§ **Exercise data**:

-*-*-

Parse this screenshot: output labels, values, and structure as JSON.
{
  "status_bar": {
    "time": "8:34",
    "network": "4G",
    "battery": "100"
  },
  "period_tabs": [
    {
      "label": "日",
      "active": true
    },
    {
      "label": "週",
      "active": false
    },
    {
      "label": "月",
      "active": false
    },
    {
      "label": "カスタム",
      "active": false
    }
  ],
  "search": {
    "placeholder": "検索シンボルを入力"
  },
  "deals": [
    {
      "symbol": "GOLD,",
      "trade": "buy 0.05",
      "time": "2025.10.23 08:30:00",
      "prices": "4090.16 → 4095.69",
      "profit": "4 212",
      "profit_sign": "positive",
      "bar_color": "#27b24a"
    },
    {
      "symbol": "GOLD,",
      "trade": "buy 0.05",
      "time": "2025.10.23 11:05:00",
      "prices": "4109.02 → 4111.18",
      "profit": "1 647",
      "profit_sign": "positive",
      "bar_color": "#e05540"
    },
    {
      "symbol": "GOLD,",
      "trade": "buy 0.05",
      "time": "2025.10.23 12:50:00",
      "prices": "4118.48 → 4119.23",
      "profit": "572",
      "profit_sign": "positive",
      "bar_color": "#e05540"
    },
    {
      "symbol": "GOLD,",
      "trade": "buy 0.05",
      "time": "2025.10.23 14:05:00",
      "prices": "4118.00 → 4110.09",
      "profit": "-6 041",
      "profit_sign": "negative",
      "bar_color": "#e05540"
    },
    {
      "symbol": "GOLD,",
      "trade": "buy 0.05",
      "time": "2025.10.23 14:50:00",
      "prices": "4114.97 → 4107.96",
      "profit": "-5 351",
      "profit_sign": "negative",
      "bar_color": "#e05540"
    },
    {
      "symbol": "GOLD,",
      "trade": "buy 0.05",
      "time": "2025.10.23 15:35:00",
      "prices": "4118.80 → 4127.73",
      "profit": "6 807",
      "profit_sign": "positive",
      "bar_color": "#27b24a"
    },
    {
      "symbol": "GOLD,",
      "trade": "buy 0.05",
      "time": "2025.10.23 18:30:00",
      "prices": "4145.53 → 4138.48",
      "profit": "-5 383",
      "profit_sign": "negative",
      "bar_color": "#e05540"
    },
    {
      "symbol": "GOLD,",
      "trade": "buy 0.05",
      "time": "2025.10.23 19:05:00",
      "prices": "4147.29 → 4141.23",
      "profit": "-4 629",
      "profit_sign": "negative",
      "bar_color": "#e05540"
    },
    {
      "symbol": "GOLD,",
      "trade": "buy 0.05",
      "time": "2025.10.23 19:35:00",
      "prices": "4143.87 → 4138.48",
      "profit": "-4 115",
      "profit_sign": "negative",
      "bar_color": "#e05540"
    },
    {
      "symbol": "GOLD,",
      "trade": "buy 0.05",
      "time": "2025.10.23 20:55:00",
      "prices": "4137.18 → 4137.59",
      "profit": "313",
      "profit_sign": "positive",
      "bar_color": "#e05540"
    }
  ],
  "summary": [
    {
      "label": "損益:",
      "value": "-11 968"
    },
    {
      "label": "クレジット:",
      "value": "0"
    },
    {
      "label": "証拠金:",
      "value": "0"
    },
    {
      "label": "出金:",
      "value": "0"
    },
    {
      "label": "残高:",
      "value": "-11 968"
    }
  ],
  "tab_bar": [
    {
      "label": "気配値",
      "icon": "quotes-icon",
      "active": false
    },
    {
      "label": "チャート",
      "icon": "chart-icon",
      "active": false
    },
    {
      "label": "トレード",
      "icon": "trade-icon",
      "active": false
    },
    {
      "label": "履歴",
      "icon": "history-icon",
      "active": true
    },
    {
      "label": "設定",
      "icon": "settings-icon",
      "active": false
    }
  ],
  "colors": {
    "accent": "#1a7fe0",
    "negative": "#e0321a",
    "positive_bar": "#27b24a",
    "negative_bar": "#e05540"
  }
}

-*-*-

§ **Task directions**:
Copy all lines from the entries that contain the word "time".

§ **Exercise result**:
    "time": "8:34",
      "time": "2025.10.23 08:30:00",
      "time": "2025.10.23 11:05:00",
      "time": "2025.10.23 12:50:00",
      "time": "2025.10.23 14:05:00",
      "time": "2025.10.23 14:50:00",
      "time": "2025.10.23 15:35:00",
      "time": "2025.10.23 18:30:00",
      "time": "2025.10.23 19:05:00",
      "time": "2025.10.23 19:35:00",
      "time": "2025.10.23 20:55:00",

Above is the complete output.